Scotland’s “love affair” with renewable energy revealed
New figures have revealed the growing strength of renewable energy on the day a UK Government consultation into subsidy cuts closes.
According to data from Scottish Renewables there are now around 42,000 solar schemes (equivalent to around 660,000 250W solar panels) in Scotland, along with 2,557 small wind projects, 204 hydro-electric schemes and three anaerobic digesters.
Scottish Renewables claim these projects face an uncertain future, as the Department of Energy and Climate Change (DECC) reviews the Feed In Tariff and other subsidies.
The deadline for the DECC pre-accreditation consultation for the Feed In Tariff review is today (19 August).
And the deadline for responses to the Whitehall’s consultation on Renewable Obligation support for solar farms smaller than 5MW closes on 2 September.
According to Scottish Renewables, Inverurie is Scotland’s solar capital. The town’s AB51 postcode boasts about 10,000 250W solar panels – more than any other region in Scotland.
And Scotland has 23% more small-scale renewables per capita than England and Wales, and has almost eight times as much small-scale wind.
“Last month the industry heard major changes were planned for the FiT scheme – changes which would make many projects unviable,” said Scottish Renewables’ Policy Manager, Stephanie Clark.
“Today (August 19) is the closing date for a consultation on the first stage of those changes, but within the next month we’re expecting further cost-cutting proposals to be announced.
“The figures released today demonstrate the extent of our love affair with small-scale renewables, but the current level of change and uncertainty is already punishing the sector.
“Without the FiT scheme thousands of homes and businesses would not have access to the affordable, clean electricity which has allowed them to stabilise their energy bills while reducing the amount of carbon emitted because of their energy use.
“Small-scale renewables can continue to thrive in the UK, but the sector urgently needs confirmation that it has the backing of the Government.”

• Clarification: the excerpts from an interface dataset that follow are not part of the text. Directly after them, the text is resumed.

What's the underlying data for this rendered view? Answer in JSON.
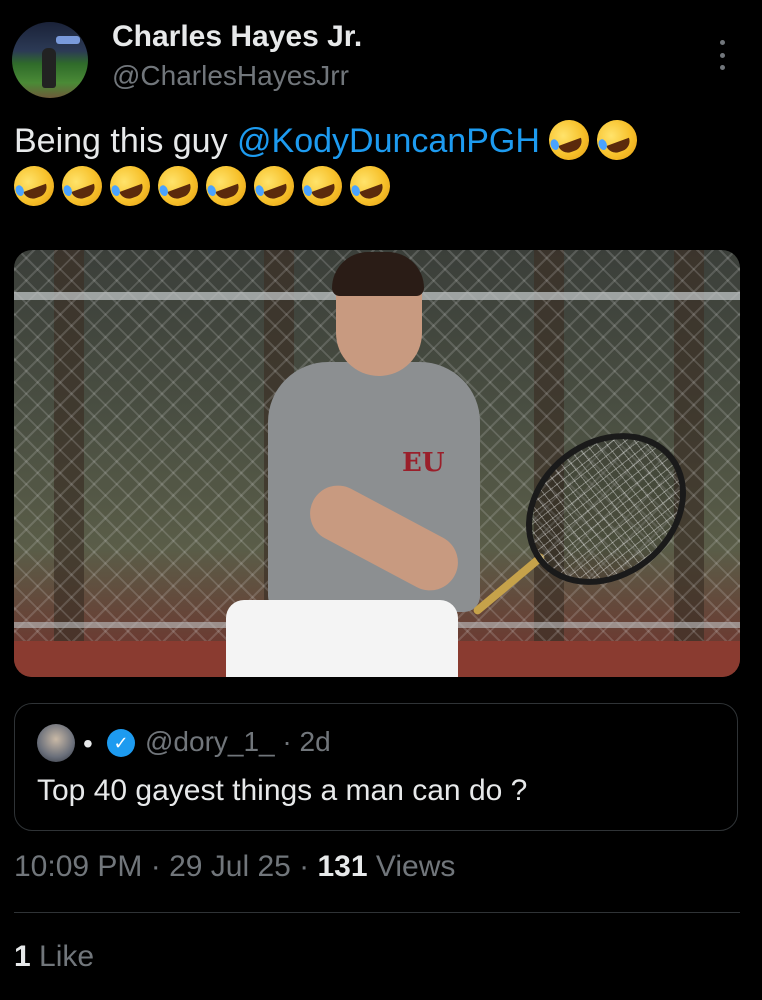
{
  "author": {
    "name": "Charles Hayes Jr.",
    "handle": "@CharlesHayesJrr"
  },
  "tweet": {
    "text_prefix": "Being this guy ",
    "mention": "@KodyDuncanPGH",
    "emoji_icon": "rolling-on-the-floor-laughing-emoji",
    "emoji_count": 10,
    "media_logo_text": "EU"
  },
  "quoted": {
    "separator": "•",
    "verified_glyph": "✓",
    "handle_time": "@dory_1_ · 2d",
    "text": "Top 40 gayest things a man can do ?"
  },
  "meta": {
    "timestamp": "10:09 PM · 29 Jul 25 · ",
    "views_count": "131",
    "views_label": " Views"
  },
  "engagement": {
    "like_count": "1",
    "like_label": " Like"
  },
  "colors": {
    "background": "#000000",
    "text": "#e7e9ea",
    "secondary": "#71767b",
    "accent": "#1d9bf0",
    "border": "#2f3336"
  }
}
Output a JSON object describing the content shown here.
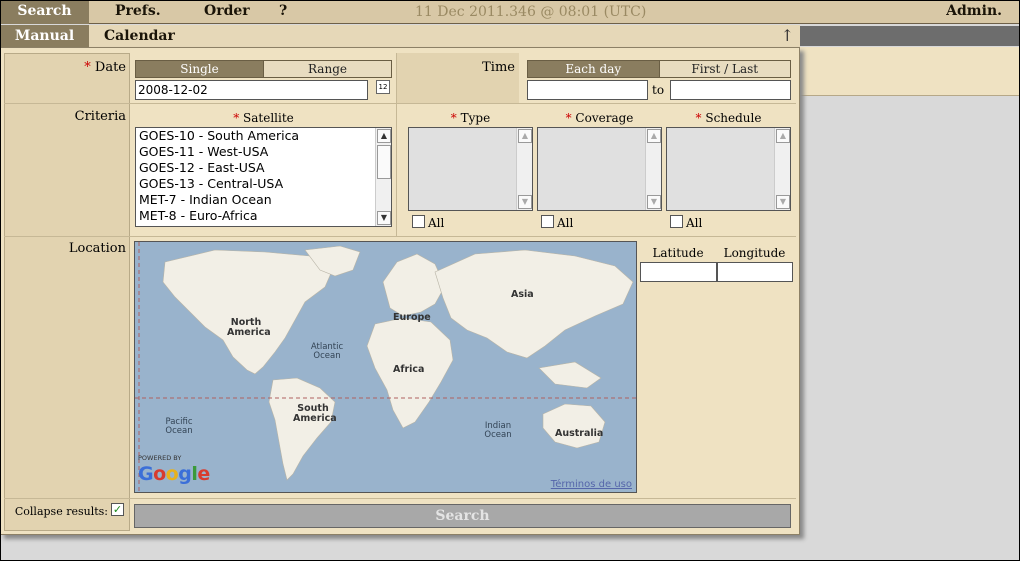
{
  "nav": {
    "search": "Search",
    "prefs": "Prefs.",
    "order": "Order",
    "help": "?",
    "admin": "Admin.",
    "clock": "11 Dec 2011.346 @ 08:01 (UTC)"
  },
  "subnav": {
    "manual": "Manual",
    "calendar": "Calendar",
    "collapse_glyph": "↑"
  },
  "date": {
    "label": "Date",
    "single": "Single",
    "range": "Range",
    "value": "2008-12-02",
    "calendar_icon": "calendar-icon"
  },
  "time": {
    "label": "Time",
    "each_day": "Each day",
    "first_last": "First / Last",
    "to": "to",
    "from_value": "",
    "to_value": ""
  },
  "criteria": {
    "label": "Criteria",
    "satellite_label": "Satellite",
    "satellites": [
      "GOES-10 - South America",
      "GOES-11 - West-USA",
      "GOES-12 - East-USA",
      "GOES-13 - Central-USA",
      "MET-7 - Indian Ocean",
      "MET-8 - Euro-Africa"
    ],
    "type_label": "Type",
    "coverage_label": "Coverage",
    "schedule_label": "Schedule",
    "all_label": "All",
    "required_mark": "*"
  },
  "location": {
    "label": "Location",
    "latitude": "Latitude",
    "longitude": "Longitude",
    "latitude_value": "",
    "longitude_value": "",
    "map": {
      "continents": {
        "north_america": "North\nAmerica",
        "south_america": "South\nAmerica",
        "europe": "Europe",
        "africa": "Africa",
        "asia": "Asia",
        "australia": "Australia"
      },
      "oceans": {
        "atlantic": "Atlantic\nOcean",
        "pacific": "Pacific\nOcean",
        "indian": "Indian\nOcean"
      },
      "powered_by": "POWERED BY",
      "google": "Google",
      "terms": "Términos de uso"
    }
  },
  "footer": {
    "collapse_results": "Collapse results:",
    "collapse_checked": true,
    "search_button": "Search"
  },
  "colors": {
    "nav_bg": "#d8c8a6",
    "active_tab": "#8a7d5f",
    "panel_bg": "#efe2c2",
    "required": "#cc0000",
    "ocean": "#99b3cc",
    "land": "#f2efe6"
  }
}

Jamie Hepburn, the Scottish Government’s Minister for Sport, Health Improvement and Mental Health, told how the figures for Glasgow’s G40 postcode show the “positive legacy” of the Commonwealth Games.
He said: “We always intended the 2014 Commonwealth Games to be the greenest in the history of the movement.
“These figures show more small scale renewables in the G40 post code than anywhere else in Scotland, and it seems likely that the new buildings put up for the Commonwealth Games have contributed to that. This is just one of the many examples of the positive legacy of the Games.”
Jamie Hailstone is a freelance journalist and author, specializing in local government, transport and energy issues